I always dreaded walking through the hallway of that hospital for the aged, which most would call an old age "home" or simply "the home", not because I dreaded visiting my mother-in-law (Ah Moo), but because I couldn't stand the sights of pain, suffering and loneliness. To get to Ah Moo, who was situated around the corner near the end of the long L-shaped hallway, I had to pass by some dozen other residents, some bound by their wheelchairs, some crouched over the arm of a chair, sleeping presumably, some slowly walking with the aid of a cane, some shaking and screaming on their beds, and some would just sit silently with an empty stare into the air. It was heart-wrenching.
I couldn't help but imagine the abundance of history that must have been held captive in that place.
Take Mrs. Wong for instance. With long, frail, white hair, a shrunken face and small feet that were remnants of a time when binding feet was the rave, she sat quietly, pondering. Her early life was a life borne of aristocracy. Having had to leave her home town in China during war, she ended up in Hong Kong, where she later became the matriarch of an influential family. The failure of the family busines after financial turbulance in the real estate and stock markets caused her family to retreat to a more modest lifestyle. They ended up in Toronto during the mid-nineties. Unable to look after her at home, her remaining daughter and her family was forced to put her into "the home".
Then there was Mr. Chan, bound to his wheelchair, with partial paralysis to his body. Mr. Chan was a classical ballroom dance instructor during his youth, as evidenced by walls full of photographs of a handsome young man suited up in dance gear positioned with a different young lady in their pretty dresses, in each and various dance poses. Mr. Chan did not have any children. After surviving a stroke, he was eventually placed in "the home".
Across from Mr. Chan's room was Mr. Lee, who was known in "the home" as a petty thief. And no wonder. Mr. Lee had been a thief most his life. A product of too much education, Mr. Lee spent much of his early years in school. One day, in his mind, Mr. Lee decided that that was it, he was done and headed for the streets. To his family's chagrin, he refused to go home. They begged him, but he just wanted to beg on the street. He lived there for years, begging, stealing what he can, until one winter morning when he was found near death by a passerby. After a brief hospital stay, he was sent to "the home". His family still had idea where he ended up and presumed he was dead.

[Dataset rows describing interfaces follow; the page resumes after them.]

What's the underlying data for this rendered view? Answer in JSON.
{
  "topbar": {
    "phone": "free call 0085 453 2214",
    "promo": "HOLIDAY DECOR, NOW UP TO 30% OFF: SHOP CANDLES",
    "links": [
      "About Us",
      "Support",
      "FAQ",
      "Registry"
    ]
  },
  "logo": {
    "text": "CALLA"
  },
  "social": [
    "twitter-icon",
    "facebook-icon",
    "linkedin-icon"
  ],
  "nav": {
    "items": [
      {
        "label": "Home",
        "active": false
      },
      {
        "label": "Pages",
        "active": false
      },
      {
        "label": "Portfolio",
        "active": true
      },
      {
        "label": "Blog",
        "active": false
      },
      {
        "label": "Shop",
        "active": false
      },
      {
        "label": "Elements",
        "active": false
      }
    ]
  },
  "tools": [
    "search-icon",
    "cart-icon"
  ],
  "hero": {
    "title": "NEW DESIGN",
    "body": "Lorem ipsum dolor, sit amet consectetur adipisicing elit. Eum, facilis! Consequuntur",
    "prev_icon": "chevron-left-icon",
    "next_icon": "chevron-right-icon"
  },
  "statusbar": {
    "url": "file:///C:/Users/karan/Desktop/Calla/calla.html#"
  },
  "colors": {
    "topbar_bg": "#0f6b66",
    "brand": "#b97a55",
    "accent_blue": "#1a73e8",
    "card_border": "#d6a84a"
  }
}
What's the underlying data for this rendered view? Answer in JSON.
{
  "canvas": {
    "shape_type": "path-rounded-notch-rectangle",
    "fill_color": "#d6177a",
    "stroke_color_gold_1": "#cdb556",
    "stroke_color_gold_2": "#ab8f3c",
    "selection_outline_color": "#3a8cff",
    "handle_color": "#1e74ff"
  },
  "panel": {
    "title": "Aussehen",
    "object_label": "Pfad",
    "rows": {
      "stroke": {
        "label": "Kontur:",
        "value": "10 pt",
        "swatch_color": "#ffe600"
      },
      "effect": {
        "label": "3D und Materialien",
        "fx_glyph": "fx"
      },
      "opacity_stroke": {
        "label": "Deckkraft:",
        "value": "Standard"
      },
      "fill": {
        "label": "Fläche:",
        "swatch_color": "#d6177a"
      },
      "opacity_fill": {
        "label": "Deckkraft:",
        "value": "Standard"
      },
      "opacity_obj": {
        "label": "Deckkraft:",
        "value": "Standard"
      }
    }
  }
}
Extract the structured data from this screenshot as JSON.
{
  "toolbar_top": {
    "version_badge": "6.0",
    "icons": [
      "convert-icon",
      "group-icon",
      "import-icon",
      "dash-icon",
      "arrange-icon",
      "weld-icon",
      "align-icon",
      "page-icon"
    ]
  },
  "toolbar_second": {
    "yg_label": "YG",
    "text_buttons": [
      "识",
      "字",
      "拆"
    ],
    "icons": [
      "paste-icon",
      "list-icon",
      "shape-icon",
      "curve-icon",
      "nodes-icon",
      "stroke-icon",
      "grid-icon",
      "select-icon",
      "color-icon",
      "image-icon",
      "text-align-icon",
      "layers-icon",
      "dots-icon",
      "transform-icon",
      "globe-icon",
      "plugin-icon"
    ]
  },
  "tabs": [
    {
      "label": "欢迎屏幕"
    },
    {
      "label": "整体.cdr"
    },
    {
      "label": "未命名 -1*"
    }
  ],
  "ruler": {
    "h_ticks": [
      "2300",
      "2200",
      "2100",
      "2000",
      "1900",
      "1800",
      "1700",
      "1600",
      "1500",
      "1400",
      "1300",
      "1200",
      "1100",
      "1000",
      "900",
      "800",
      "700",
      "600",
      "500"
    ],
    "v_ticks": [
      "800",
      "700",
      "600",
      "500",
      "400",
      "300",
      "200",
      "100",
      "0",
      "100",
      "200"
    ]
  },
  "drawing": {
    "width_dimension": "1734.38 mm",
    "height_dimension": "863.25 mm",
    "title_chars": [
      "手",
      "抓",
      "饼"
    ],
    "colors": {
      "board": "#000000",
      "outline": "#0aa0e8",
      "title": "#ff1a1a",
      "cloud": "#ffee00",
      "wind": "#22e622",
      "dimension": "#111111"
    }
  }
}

Lastly, Ah Moo. She was a beautiful lady in her youth. A picture of her and her adopted daughter was by her bedside. As a child, Ah Moo lived with her aunt, who tried to marry her off shortly after she turned sixteen. As an act of defiance, she ran away from home and never looked back. She ended up in Saigon, Vietnam. She was hardworking all her life, first working for a wealthy family as a servant and later, peddled things door-to-door to make a living, from jade bracelets to gold rings. At fifty, she decided to adopt a newborn daughter, whom she had hopes in for taking care of her in her old age someday - that wish later became a reality as Ah Moo's health gradually deteriorated. With numerous ailments, she was confined to her home, taken care of by her daughter and husband. That care became more and more complex and intense, until it reached a breaking point. There was no choice but to put her into "the home". It was a dreadful decision.
After each visit, I left with mixed feelings. On the one hand I was glad to be leaving "the home". On the other hand, I felt guilty leaving so soon. As I walked back around the bend of the hallway and towards the light-filled exit, I tried to close my mind to the imagery, sounds and smells of what seemed to be a dumping ground of living human artifacts. It was not easy.
If it weren't for Sunday Scribblings, I wouldn't have written this.